BEGIN Data extracts

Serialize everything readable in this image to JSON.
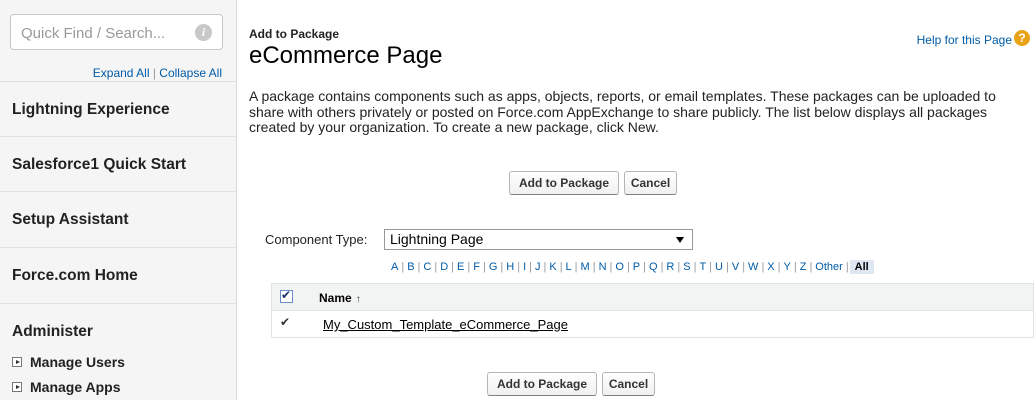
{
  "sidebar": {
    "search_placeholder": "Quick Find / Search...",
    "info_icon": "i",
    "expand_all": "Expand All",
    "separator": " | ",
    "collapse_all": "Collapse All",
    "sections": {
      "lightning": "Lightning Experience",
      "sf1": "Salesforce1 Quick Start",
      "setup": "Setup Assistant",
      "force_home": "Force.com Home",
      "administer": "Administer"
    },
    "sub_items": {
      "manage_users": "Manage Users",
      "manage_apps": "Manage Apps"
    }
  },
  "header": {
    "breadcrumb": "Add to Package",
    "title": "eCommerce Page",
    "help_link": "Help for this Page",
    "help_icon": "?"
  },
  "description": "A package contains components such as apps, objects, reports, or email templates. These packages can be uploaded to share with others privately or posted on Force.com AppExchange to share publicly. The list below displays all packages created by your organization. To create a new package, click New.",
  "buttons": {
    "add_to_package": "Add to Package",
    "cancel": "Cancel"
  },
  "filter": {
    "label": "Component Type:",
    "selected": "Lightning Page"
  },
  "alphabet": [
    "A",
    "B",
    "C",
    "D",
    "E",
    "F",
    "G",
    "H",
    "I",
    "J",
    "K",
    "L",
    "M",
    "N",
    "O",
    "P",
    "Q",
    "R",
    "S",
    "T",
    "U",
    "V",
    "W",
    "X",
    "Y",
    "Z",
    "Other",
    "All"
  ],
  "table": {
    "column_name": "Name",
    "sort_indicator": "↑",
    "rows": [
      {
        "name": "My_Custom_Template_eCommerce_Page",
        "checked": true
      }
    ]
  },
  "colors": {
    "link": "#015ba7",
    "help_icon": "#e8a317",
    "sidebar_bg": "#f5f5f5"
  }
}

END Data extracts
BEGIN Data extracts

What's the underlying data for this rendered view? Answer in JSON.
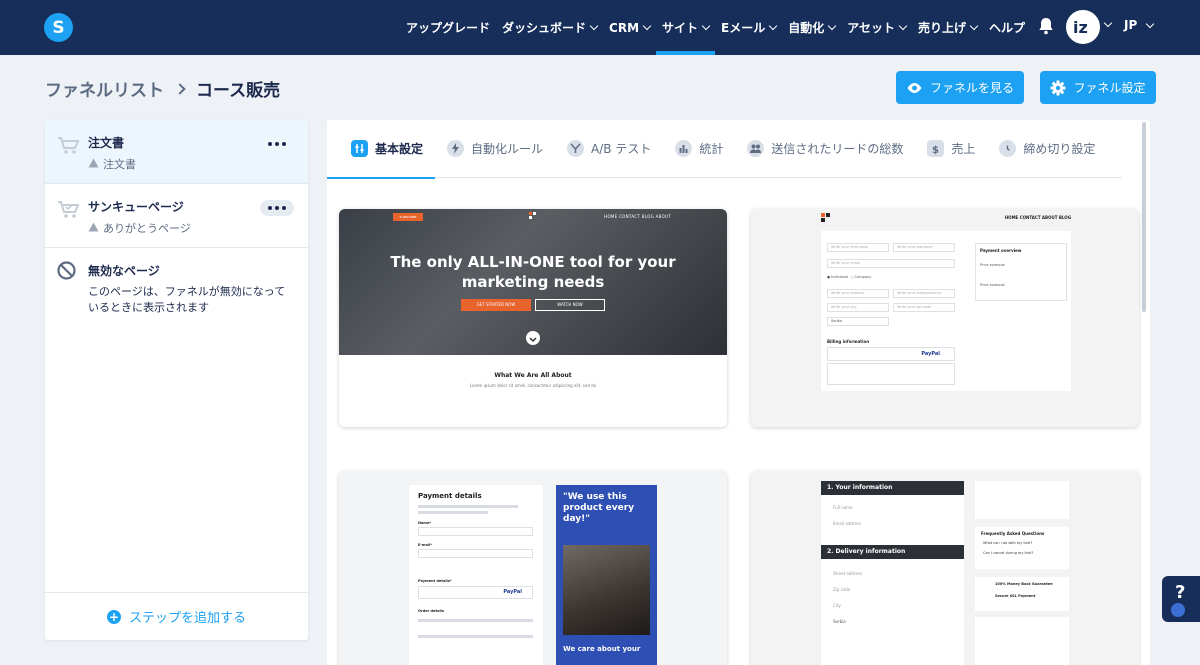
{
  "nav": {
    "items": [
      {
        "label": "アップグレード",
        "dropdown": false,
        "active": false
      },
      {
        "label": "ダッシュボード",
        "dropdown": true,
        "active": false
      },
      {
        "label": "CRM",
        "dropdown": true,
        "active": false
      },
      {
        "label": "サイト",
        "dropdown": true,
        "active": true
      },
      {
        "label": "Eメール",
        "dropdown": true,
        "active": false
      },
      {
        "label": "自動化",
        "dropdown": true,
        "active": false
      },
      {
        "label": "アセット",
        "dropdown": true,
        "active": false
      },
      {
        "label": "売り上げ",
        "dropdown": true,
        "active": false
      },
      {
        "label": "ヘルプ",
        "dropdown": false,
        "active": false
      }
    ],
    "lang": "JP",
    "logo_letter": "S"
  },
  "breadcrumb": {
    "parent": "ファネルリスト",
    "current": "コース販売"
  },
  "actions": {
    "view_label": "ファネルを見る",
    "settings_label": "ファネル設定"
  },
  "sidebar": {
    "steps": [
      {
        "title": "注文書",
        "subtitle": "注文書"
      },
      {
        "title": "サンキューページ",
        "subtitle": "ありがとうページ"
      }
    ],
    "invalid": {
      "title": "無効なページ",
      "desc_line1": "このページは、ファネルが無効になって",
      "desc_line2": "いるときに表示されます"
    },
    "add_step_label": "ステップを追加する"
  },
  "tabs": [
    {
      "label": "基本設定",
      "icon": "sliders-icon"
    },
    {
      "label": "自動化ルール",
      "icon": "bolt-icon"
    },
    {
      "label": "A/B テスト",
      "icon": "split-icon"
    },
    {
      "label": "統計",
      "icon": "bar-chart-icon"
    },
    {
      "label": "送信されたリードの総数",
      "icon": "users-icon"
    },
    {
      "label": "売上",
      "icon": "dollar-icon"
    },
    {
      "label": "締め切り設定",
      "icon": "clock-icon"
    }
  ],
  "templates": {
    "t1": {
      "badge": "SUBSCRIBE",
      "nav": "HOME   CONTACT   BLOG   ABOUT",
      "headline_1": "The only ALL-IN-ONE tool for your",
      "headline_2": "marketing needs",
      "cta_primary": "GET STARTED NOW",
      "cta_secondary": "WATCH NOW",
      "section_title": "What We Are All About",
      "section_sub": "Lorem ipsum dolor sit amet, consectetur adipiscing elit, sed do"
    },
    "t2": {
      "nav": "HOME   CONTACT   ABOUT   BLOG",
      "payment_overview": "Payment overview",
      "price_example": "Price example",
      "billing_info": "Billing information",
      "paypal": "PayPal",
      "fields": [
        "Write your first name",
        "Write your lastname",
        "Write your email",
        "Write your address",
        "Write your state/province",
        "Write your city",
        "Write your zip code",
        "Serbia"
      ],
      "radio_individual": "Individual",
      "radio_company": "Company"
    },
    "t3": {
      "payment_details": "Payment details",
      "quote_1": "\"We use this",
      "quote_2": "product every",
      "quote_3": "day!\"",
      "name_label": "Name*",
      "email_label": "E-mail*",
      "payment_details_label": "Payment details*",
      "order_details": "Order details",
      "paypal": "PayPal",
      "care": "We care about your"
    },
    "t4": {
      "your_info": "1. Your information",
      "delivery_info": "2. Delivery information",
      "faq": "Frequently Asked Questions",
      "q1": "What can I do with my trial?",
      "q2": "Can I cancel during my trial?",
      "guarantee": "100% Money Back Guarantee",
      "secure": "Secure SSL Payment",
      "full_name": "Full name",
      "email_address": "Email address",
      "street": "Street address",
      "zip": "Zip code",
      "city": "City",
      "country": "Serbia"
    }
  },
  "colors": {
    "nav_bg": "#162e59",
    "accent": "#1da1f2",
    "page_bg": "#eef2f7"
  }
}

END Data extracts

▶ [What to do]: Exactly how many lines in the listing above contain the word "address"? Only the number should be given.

▶ [Task solution]: 3